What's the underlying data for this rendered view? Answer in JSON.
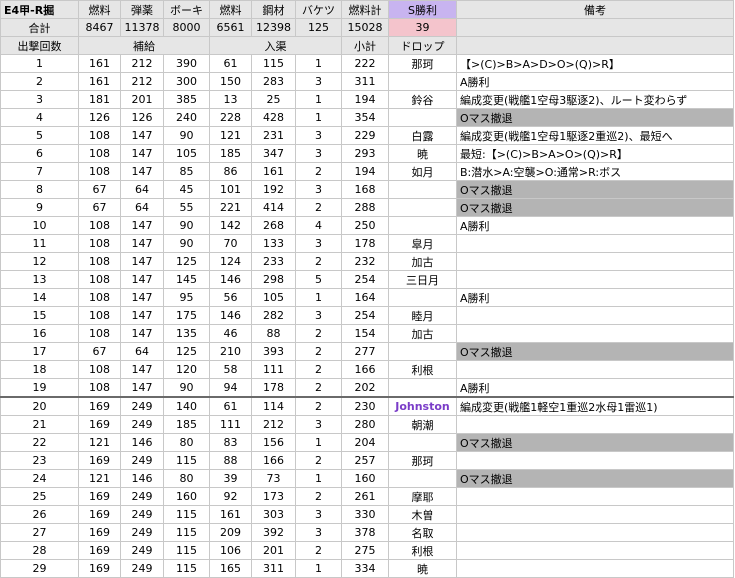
{
  "title": "E4甲-R掘",
  "headers": [
    "燃料",
    "弾薬",
    "ボーキ",
    "燃料",
    "鋼材",
    "バケツ",
    "燃料計",
    "S勝利",
    "備考"
  ],
  "totals": {
    "label": "合計",
    "values": [
      "8467",
      "11378",
      "8000",
      "6561",
      "12398",
      "125",
      "15028",
      "39"
    ]
  },
  "subheaders": {
    "sortie": "出撃回数",
    "resupply": "補給",
    "docking": "入渠",
    "subtotal": "小計",
    "drop": "ドロップ"
  },
  "rows": [
    {
      "n": "1",
      "v": [
        "161",
        "212",
        "390",
        "61",
        "115",
        "1",
        "222"
      ],
      "drop": "那珂",
      "note": "【>(C)>B>A>D>O>(Q)>R】",
      "gray": false
    },
    {
      "n": "2",
      "v": [
        "161",
        "212",
        "300",
        "150",
        "283",
        "3",
        "311"
      ],
      "drop": "",
      "note": "A勝利",
      "gray": false
    },
    {
      "n": "3",
      "v": [
        "181",
        "201",
        "385",
        "13",
        "25",
        "1",
        "194"
      ],
      "drop": "鈴谷",
      "note": "編成変更(戦艦1空母3駆逐2)、ルート変わらず",
      "gray": false
    },
    {
      "n": "4",
      "v": [
        "126",
        "126",
        "240",
        "228",
        "428",
        "1",
        "354"
      ],
      "drop": "",
      "note": "Oマス撤退",
      "gray": true
    },
    {
      "n": "5",
      "v": [
        "108",
        "147",
        "90",
        "121",
        "231",
        "3",
        "229"
      ],
      "drop": "白露",
      "note": "編成変更(戦艦1空母1駆逐2重巡2)、最短へ",
      "gray": false
    },
    {
      "n": "6",
      "v": [
        "108",
        "147",
        "105",
        "185",
        "347",
        "3",
        "293"
      ],
      "drop": "暁",
      "note": "最短:【>(C)>B>A>O>(Q)>R】",
      "gray": false
    },
    {
      "n": "7",
      "v": [
        "108",
        "147",
        "85",
        "86",
        "161",
        "2",
        "194"
      ],
      "drop": "如月",
      "note": "B:潜水>A:空襲>O:通常>R:ボス",
      "gray": false
    },
    {
      "n": "8",
      "v": [
        "67",
        "64",
        "45",
        "101",
        "192",
        "3",
        "168"
      ],
      "drop": "",
      "note": "Oマス撤退",
      "gray": true
    },
    {
      "n": "9",
      "v": [
        "67",
        "64",
        "55",
        "221",
        "414",
        "2",
        "288"
      ],
      "drop": "",
      "note": "Oマス撤退",
      "gray": true
    },
    {
      "n": "10",
      "v": [
        "108",
        "147",
        "90",
        "142",
        "268",
        "4",
        "250"
      ],
      "drop": "",
      "note": "A勝利",
      "gray": false
    },
    {
      "n": "11",
      "v": [
        "108",
        "147",
        "90",
        "70",
        "133",
        "3",
        "178"
      ],
      "drop": "皐月",
      "note": "",
      "gray": false
    },
    {
      "n": "12",
      "v": [
        "108",
        "147",
        "125",
        "124",
        "233",
        "2",
        "232"
      ],
      "drop": "加古",
      "note": "",
      "gray": false
    },
    {
      "n": "13",
      "v": [
        "108",
        "147",
        "145",
        "146",
        "298",
        "5",
        "254"
      ],
      "drop": "三日月",
      "note": "",
      "gray": false
    },
    {
      "n": "14",
      "v": [
        "108",
        "147",
        "95",
        "56",
        "105",
        "1",
        "164"
      ],
      "drop": "",
      "note": "A勝利",
      "gray": false
    },
    {
      "n": "15",
      "v": [
        "108",
        "147",
        "175",
        "146",
        "282",
        "3",
        "254"
      ],
      "drop": "睦月",
      "note": "",
      "gray": false
    },
    {
      "n": "16",
      "v": [
        "108",
        "147",
        "135",
        "46",
        "88",
        "2",
        "154"
      ],
      "drop": "加古",
      "note": "",
      "gray": false
    },
    {
      "n": "17",
      "v": [
        "67",
        "64",
        "125",
        "210",
        "393",
        "2",
        "277"
      ],
      "drop": "",
      "note": "Oマス撤退",
      "gray": true
    },
    {
      "n": "18",
      "v": [
        "108",
        "147",
        "120",
        "58",
        "111",
        "2",
        "166"
      ],
      "drop": "利根",
      "note": "",
      "gray": false
    },
    {
      "n": "19",
      "v": [
        "108",
        "147",
        "90",
        "94",
        "178",
        "2",
        "202"
      ],
      "drop": "",
      "note": "A勝利",
      "gray": false
    },
    {
      "n": "20",
      "v": [
        "169",
        "249",
        "140",
        "61",
        "114",
        "2",
        "230"
      ],
      "drop": "Johnston",
      "note": "編成変更(戦艦1軽空1重巡2水母1雷巡1)",
      "gray": false
    },
    {
      "n": "21",
      "v": [
        "169",
        "249",
        "185",
        "111",
        "212",
        "3",
        "280"
      ],
      "drop": "朝潮",
      "note": "",
      "gray": false
    },
    {
      "n": "22",
      "v": [
        "121",
        "146",
        "80",
        "83",
        "156",
        "1",
        "204"
      ],
      "drop": "",
      "note": "Oマス撤退",
      "gray": true
    },
    {
      "n": "23",
      "v": [
        "169",
        "249",
        "115",
        "88",
        "166",
        "2",
        "257"
      ],
      "drop": "那珂",
      "note": "",
      "gray": false
    },
    {
      "n": "24",
      "v": [
        "121",
        "146",
        "80",
        "39",
        "73",
        "1",
        "160"
      ],
      "drop": "",
      "note": "Oマス撤退",
      "gray": true
    },
    {
      "n": "25",
      "v": [
        "169",
        "249",
        "160",
        "92",
        "173",
        "2",
        "261"
      ],
      "drop": "摩耶",
      "note": "",
      "gray": false
    },
    {
      "n": "26",
      "v": [
        "169",
        "249",
        "115",
        "161",
        "303",
        "3",
        "330"
      ],
      "drop": "木曽",
      "note": "",
      "gray": false
    },
    {
      "n": "27",
      "v": [
        "169",
        "249",
        "115",
        "209",
        "392",
        "3",
        "378"
      ],
      "drop": "名取",
      "note": "",
      "gray": false
    },
    {
      "n": "28",
      "v": [
        "169",
        "249",
        "115",
        "106",
        "201",
        "2",
        "275"
      ],
      "drop": "利根",
      "note": "",
      "gray": false
    },
    {
      "n": "29",
      "v": [
        "169",
        "249",
        "115",
        "165",
        "311",
        "1",
        "334"
      ],
      "drop": "暁",
      "note": "",
      "gray": false
    }
  ]
}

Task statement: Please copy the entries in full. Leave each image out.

Exercise response:
What's the underlying data for this rendered view? Answer in JSON.
{
  "title": "E4甲-R掘",
  "headers": [
    "燃料",
    "弾薬",
    "ボーキ",
    "燃料",
    "鋼材",
    "バケツ",
    "燃料計",
    "S勝利",
    "備考"
  ],
  "totals": {
    "label": "合計",
    "values": [
      "8467",
      "11378",
      "8000",
      "6561",
      "12398",
      "125",
      "15028",
      "39"
    ]
  },
  "subheaders": {
    "sortie": "出撃回数",
    "resupply": "補給",
    "docking": "入渠",
    "subtotal": "小計",
    "drop": "ドロップ"
  },
  "rows": [
    {
      "n": "1",
      "v": [
        "161",
        "212",
        "390",
        "61",
        "115",
        "1",
        "222"
      ],
      "drop": "那珂",
      "note": "【>(C)>B>A>D>O>(Q)>R】",
      "gray": false
    },
    {
      "n": "2",
      "v": [
        "161",
        "212",
        "300",
        "150",
        "283",
        "3",
        "311"
      ],
      "drop": "",
      "note": "A勝利",
      "gray": false
    },
    {
      "n": "3",
      "v": [
        "181",
        "201",
        "385",
        "13",
        "25",
        "1",
        "194"
      ],
      "drop": "鈴谷",
      "note": "編成変更(戦艦1空母3駆逐2)、ルート変わらず",
      "gray": false
    },
    {
      "n": "4",
      "v": [
        "126",
        "126",
        "240",
        "228",
        "428",
        "1",
        "354"
      ],
      "drop": "",
      "note": "Oマス撤退",
      "gray": true
    },
    {
      "n": "5",
      "v": [
        "108",
        "147",
        "90",
        "121",
        "231",
        "3",
        "229"
      ],
      "drop": "白露",
      "note": "編成変更(戦艦1空母1駆逐2重巡2)、最短へ",
      "gray": false
    },
    {
      "n": "6",
      "v": [
        "108",
        "147",
        "105",
        "185",
        "347",
        "3",
        "293"
      ],
      "drop": "暁",
      "note": "最短:【>(C)>B>A>O>(Q)>R】",
      "gray": false
    },
    {
      "n": "7",
      "v": [
        "108",
        "147",
        "85",
        "86",
        "161",
        "2",
        "194"
      ],
      "drop": "如月",
      "note": "B:潜水>A:空襲>O:通常>R:ボス",
      "gray": false
    },
    {
      "n": "8",
      "v": [
        "67",
        "64",
        "45",
        "101",
        "192",
        "3",
        "168"
      ],
      "drop": "",
      "note": "Oマス撤退",
      "gray": true
    },
    {
      "n": "9",
      "v": [
        "67",
        "64",
        "55",
        "221",
        "414",
        "2",
        "288"
      ],
      "drop": "",
      "note": "Oマス撤退",
      "gray": true
    },
    {
      "n": "10",
      "v": [
        "108",
        "147",
        "90",
        "142",
        "268",
        "4",
        "250"
      ],
      "drop": "",
      "note": "A勝利",
      "gray": false
    },
    {
      "n": "11",
      "v": [
        "108",
        "147",
        "90",
        "70",
        "133",
        "3",
        "178"
      ],
      "drop": "皐月",
      "note": "",
      "gray": false
    },
    {
      "n": "12",
      "v": [
        "108",
        "147",
        "125",
        "124",
        "233",
        "2",
        "232"
      ],
      "drop": "加古",
      "note": "",
      "gray": false
    },
    {
      "n": "13",
      "v": [
        "108",
        "147",
        "145",
        "146",
        "298",
        "5",
        "254"
      ],
      "drop": "三日月",
      "note": "",
      "gray": false
    },
    {
      "n": "14",
      "v": [
        "108",
        "147",
        "95",
        "56",
        "105",
        "1",
        "164"
      ],
      "drop": "",
      "note": "A勝利",
      "gray": false
    },
    {
      "n": "15",
      "v": [
        "108",
        "147",
        "175",
        "146",
        "282",
        "3",
        "254"
      ],
      "drop": "睦月",
      "note": "",
      "gray": false
    },
    {
      "n": "16",
      "v": [
        "108",
        "147",
        "135",
        "46",
        "88",
        "2",
        "154"
      ],
      "drop": "加古",
      "note": "",
      "gray": false
    },
    {
      "n": "17",
      "v": [
        "67",
        "64",
        "125",
        "210",
        "393",
        "2",
        "277"
      ],
      "drop": "",
      "note": "Oマス撤退",
      "gray": true
    },
    {
      "n": "18",
      "v": [
        "108",
        "147",
        "120",
        "58",
        "111",
        "2",
        "166"
      ],
      "drop": "利根",
      "note": "",
      "gray": false
    },
    {
      "n": "19",
      "v": [
        "108",
        "147",
        "90",
        "94",
        "178",
        "2",
        "202"
      ],
      "drop": "",
      "note": "A勝利",
      "gray": false
    },
    {
      "n": "20",
      "v": [
        "169",
        "249",
        "140",
        "61",
        "114",
        "2",
        "230"
      ],
      "drop": "Johnston",
      "note": "編成変更(戦艦1軽空1重巡2水母1雷巡1)",
      "gray": false
    },
    {
      "n": "21",
      "v": [
        "169",
        "249",
        "185",
        "111",
        "212",
        "3",
        "280"
      ],
      "drop": "朝潮",
      "note": "",
      "gray": false
    },
    {
      "n": "22",
      "v": [
        "121",
        "146",
        "80",
        "83",
        "156",
        "1",
        "204"
      ],
      "drop": "",
      "note": "Oマス撤退",
      "gray": true
    },
    {
      "n": "23",
      "v": [
        "169",
        "249",
        "115",
        "88",
        "166",
        "2",
        "257"
      ],
      "drop": "那珂",
      "note": "",
      "gray": false
    },
    {
      "n": "24",
      "v": [
        "121",
        "146",
        "80",
        "39",
        "73",
        "1",
        "160"
      ],
      "drop": "",
      "note": "Oマス撤退",
      "gray": true
    },
    {
      "n": "25",
      "v": [
        "169",
        "249",
        "160",
        "92",
        "173",
        "2",
        "261"
      ],
      "drop": "摩耶",
      "note": "",
      "gray": false
    },
    {
      "n": "26",
      "v": [
        "169",
        "249",
        "115",
        "161",
        "303",
        "3",
        "330"
      ],
      "drop": "木曽",
      "note": "",
      "gray": false
    },
    {
      "n": "27",
      "v": [
        "169",
        "249",
        "115",
        "209",
        "392",
        "3",
        "378"
      ],
      "drop": "名取",
      "note": "",
      "gray": false
    },
    {
      "n": "28",
      "v": [
        "169",
        "249",
        "115",
        "106",
        "201",
        "2",
        "275"
      ],
      "drop": "利根",
      "note": "",
      "gray": false
    },
    {
      "n": "29",
      "v": [
        "169",
        "249",
        "115",
        "165",
        "311",
        "1",
        "334"
      ],
      "drop": "暁",
      "note": "",
      "gray": false
    }
  ]
}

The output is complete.